TASK> From the listing below, pull out the lines that hold "短編小説新人賞".

DATA SECTION>
Start of Block

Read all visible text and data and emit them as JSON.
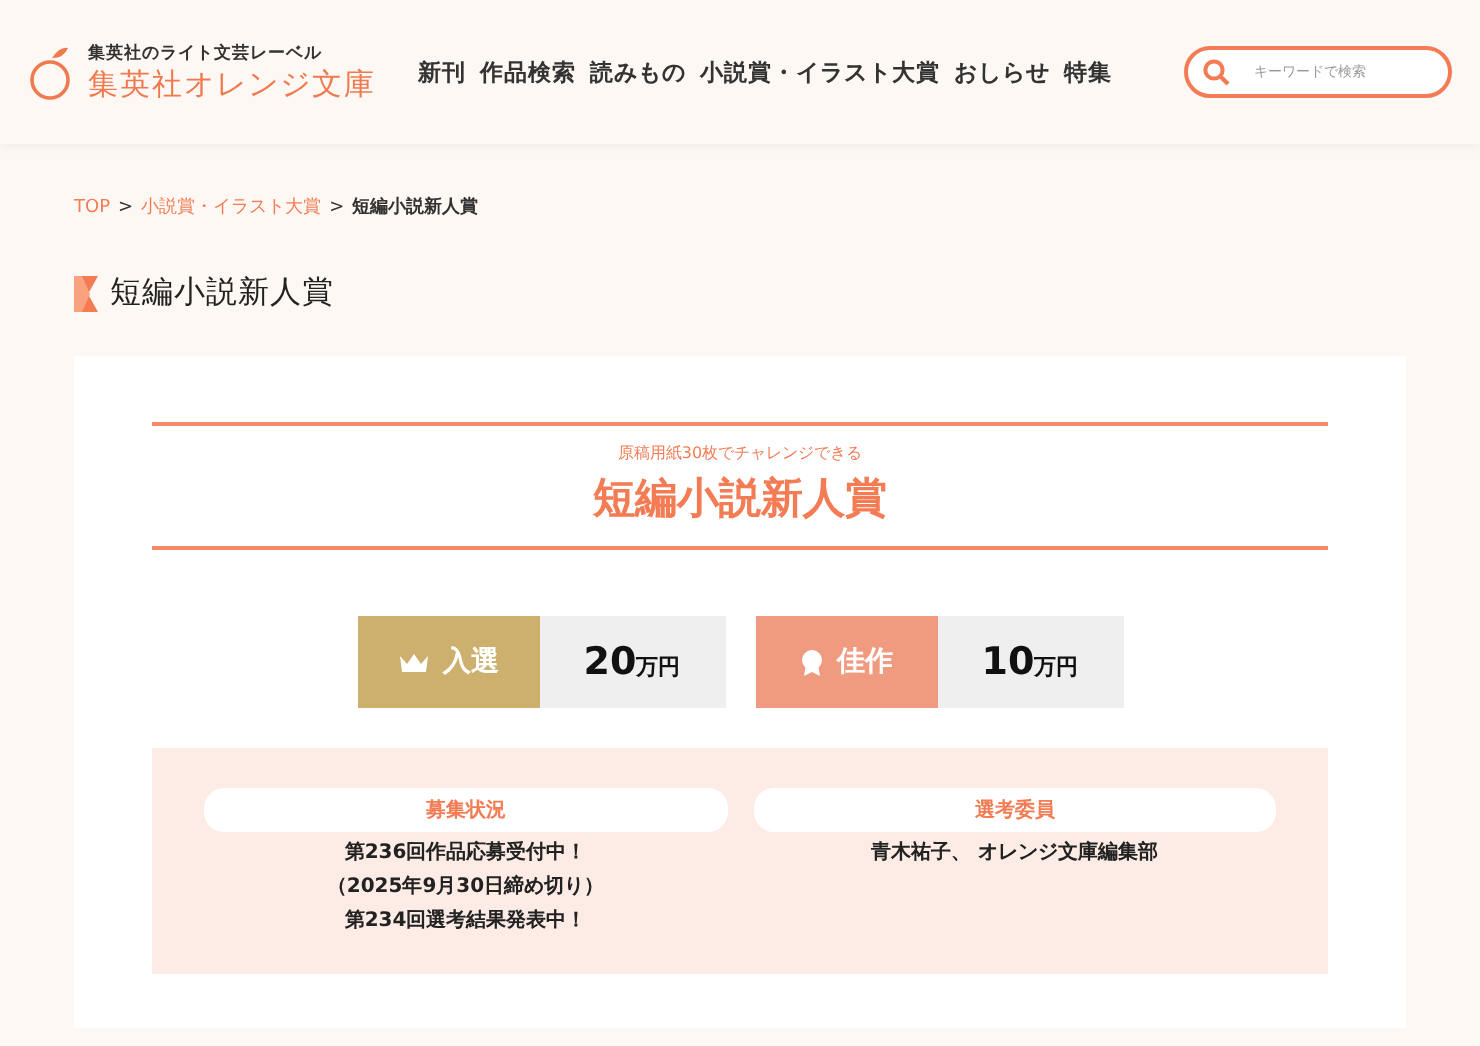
{
  "header": {
    "tagline": "集英社のライト文芸レーベル",
    "logo": "集英社オレンジ文庫",
    "nav": [
      {
        "label": "新刊"
      },
      {
        "label": "作品検索"
      },
      {
        "label": "読みもの"
      },
      {
        "label": "小説賞・イラスト大賞"
      },
      {
        "label": "おしらせ"
      },
      {
        "label": "特集"
      }
    ],
    "search": {
      "placeholder": "キーワードで検索"
    }
  },
  "breadcrumb": [
    {
      "kind": "link",
      "label": "TOP"
    },
    {
      "kind": "separator",
      "label": ">"
    },
    {
      "kind": "link",
      "label": "小説賞・イラスト大賞"
    },
    {
      "kind": "separator",
      "label": ">"
    },
    {
      "kind": "current",
      "label": "短編小説新人賞"
    }
  ],
  "page_title": "短編小説新人賞",
  "award": {
    "subtitle": "原稿用紙30枚でチャレンジできる",
    "title": "短編小説新人賞",
    "prizes": [
      {
        "kind": "crown",
        "color": "#cdb06e",
        "label": "入選",
        "amount": "20",
        "unit": "万円"
      },
      {
        "kind": "medal",
        "color": "#f09a80",
        "label": "佳作",
        "amount": "10",
        "unit": "万円"
      }
    ],
    "info": [
      {
        "heading": "募集状況",
        "lines": [
          "第236回作品応募受付中！",
          "（2025年9月30日締め切り）",
          "第234回選考結果発表中！"
        ]
      },
      {
        "heading": "選考委員",
        "lines": [
          "青木祐子、 オレンジ文庫編集部"
        ]
      }
    ]
  }
}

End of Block

ANSWER TO THE EXERCISE>
      "label": "短編小説新人賞"
  "page_title": "短編小説新人賞",
    "title": "短編小説新人賞",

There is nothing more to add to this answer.